“It is indeed a great honor to receive this Queens Preservation Award and it is also an honor and a privilege to have been part of a local community project that so intimately is associated with the history of Queens County.

Therefore we should remember Charity, Farnrnatie, Tunis, Tarlton, Gitty Maria, Elijah, Dowe, Domenicus, Gary and the others of the 136 early Dutch settlers who are interred here.

When we initiated this project over two years ago, no one realized the extent of the undertaking. I guess that makes us undertakers. Please bier with me.

As we are now beginning to see the fruits of our endeavors leading to the final stages of completion, I can only say the personal rewards have far outweighed the dirt, the mud, the strained back, insect bites and bramble cuts. The reason for my involvement was to give some sense of dignity and respect to a hidden piece of property that was once abandoned, vandalized and desecrated.

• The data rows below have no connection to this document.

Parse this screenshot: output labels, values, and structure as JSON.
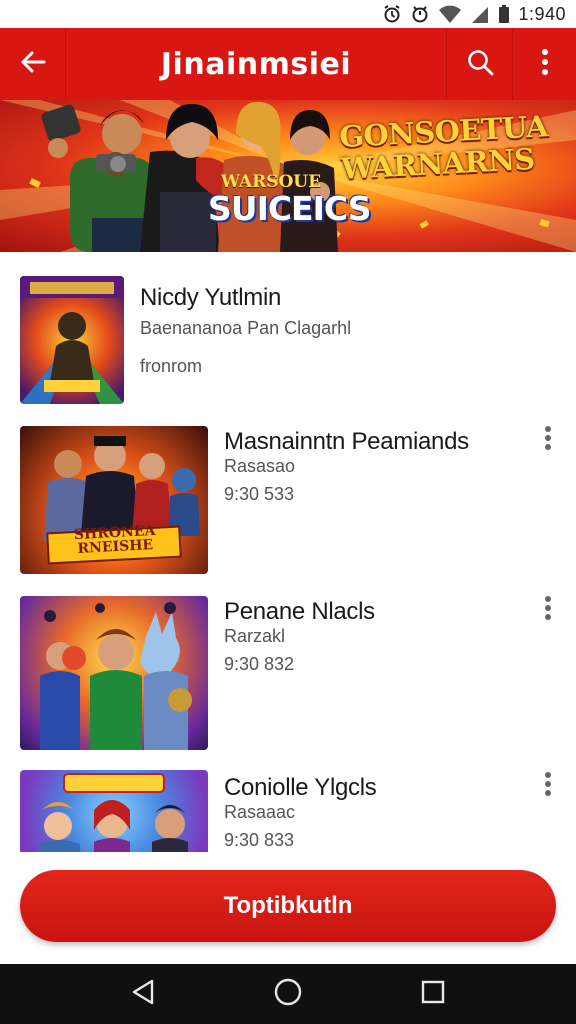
{
  "status_bar": {
    "time": "1:940"
  },
  "app_bar": {
    "title": "Jinainmsiei"
  },
  "banner": {
    "headline": "GONSOETUA WARNARNS",
    "sub_small": "WARSOUE",
    "sub_big": "SUICEICS"
  },
  "items": [
    {
      "title": "Nicdy Yutlmin",
      "subtitle": "Baenananoa Pan Clagarhl",
      "meta": "fronrom"
    },
    {
      "title": "Masnainntn Peamiands",
      "subtitle": "Rasasao",
      "meta": "9:30 533"
    },
    {
      "title": "Penane Nlacls",
      "subtitle": "Rarzakl",
      "meta": "9:30 832"
    },
    {
      "title": "Coniolle Ylgcls",
      "subtitle": "Rasaaac",
      "meta": "9:30 833"
    }
  ],
  "thumb_text": {
    "item2_caption": "SHRONEA RNEISHE"
  },
  "cta": {
    "label": "Toptibkutln"
  },
  "colors": {
    "brand": "#d81612",
    "cta": "#d61a14",
    "nav_bar": "#101010"
  },
  "icons": {
    "back": "arrow-left-icon",
    "search": "search-icon",
    "more": "more-vertical-icon",
    "nav_back": "triangle-back-icon",
    "nav_home": "circle-home-icon",
    "nav_recents": "square-recents-icon"
  }
}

The family of Henry Wyckoff who died in 1851 got it right when they decided on this inscription for his tombstone: " WE WHO SHARED HIS WARM AFFECTION AND REALIZED HIS WORTH, DELIGHT TO DWELL UPON HIS MEMORY AND WILL

It is likewise my delight to have worked with such a dedicated group of volunteers from the Queens Historical Society, The Woodhaven Cultural and Historical Society and St. Matthew's Episcopal Church in bringing honor to God's Little Yz Acre.•

Rather than a topographical surveyor a genealogical survey, the compilers have done a family history on those who are buried in the Wyckoff-Snedicker Cemetery. Basic datesand names of spouses and children tell only part of their story. To be able to discover more about their era, their area and more about them as living people is important. We find they were people much like ourselves. They loved and honored their God, their families, their Country, their King and President. They lived their' daily lives as we live ours. The men worked hard at their jobs and the women worked equally as hard taking care of the horne and family. They served their Country when asked. Lawrence Losee died in 1863, a member of the 139th Reg. N.Y. Vol. Much like our own families, the first generations farmed, followed trades, went to sea and owned hotels and inns during the heyday of the Union Course Race Track. Their children turned to the law, medicine, realestate, banking and development. One developed a summer resort in Rockaway Beach and one married the daughter of John Pitkin, the developer of Woodhaven.

Although their lives had much sorrow with high infant mortality, death in childbirth and early death from disease, they lived with Faith and Joy.”

List of Inscriptions in Wyckoff-Snedicker Cemetery

Maria S. Conklin Van Dine aged 30 years l l months, died in childbirth with son.

Dearest one you have gone
Far from this world of care
On earth your work is done
For Heaven's now your home.

Abbey Amelia Eldert aged 11 years 4 months 13days

Dearest Abbey thou hast left us
From this world of care & pain

Love's strong ties cold death may sever
But we trust to meet again.

Mary Brasier aged 22 years.

Here blooming youth & beauty be

A form once radiant with an angel's mind

All that could touch the heart or charm the eye
To dust & darkness now consigned.

Here aft is heard the mother's cry

Here still the tear of friendship flows

Till death shall give that heart repose.

Nicholas Lott aged 49 years 1 1 month 7 days

My flesh shall slumber in the ground
'Till the last trumpet's joyful sound;

Then burst the chains with sweet surprise,
And in my Saviour's image rise.

Garchy Suydam Nostrand aged 40 years 5 month 10 days

Sweet is the memory of the just
Their virtues never die

The Lord will raise their sleeping dust
To dwell with Christ on high.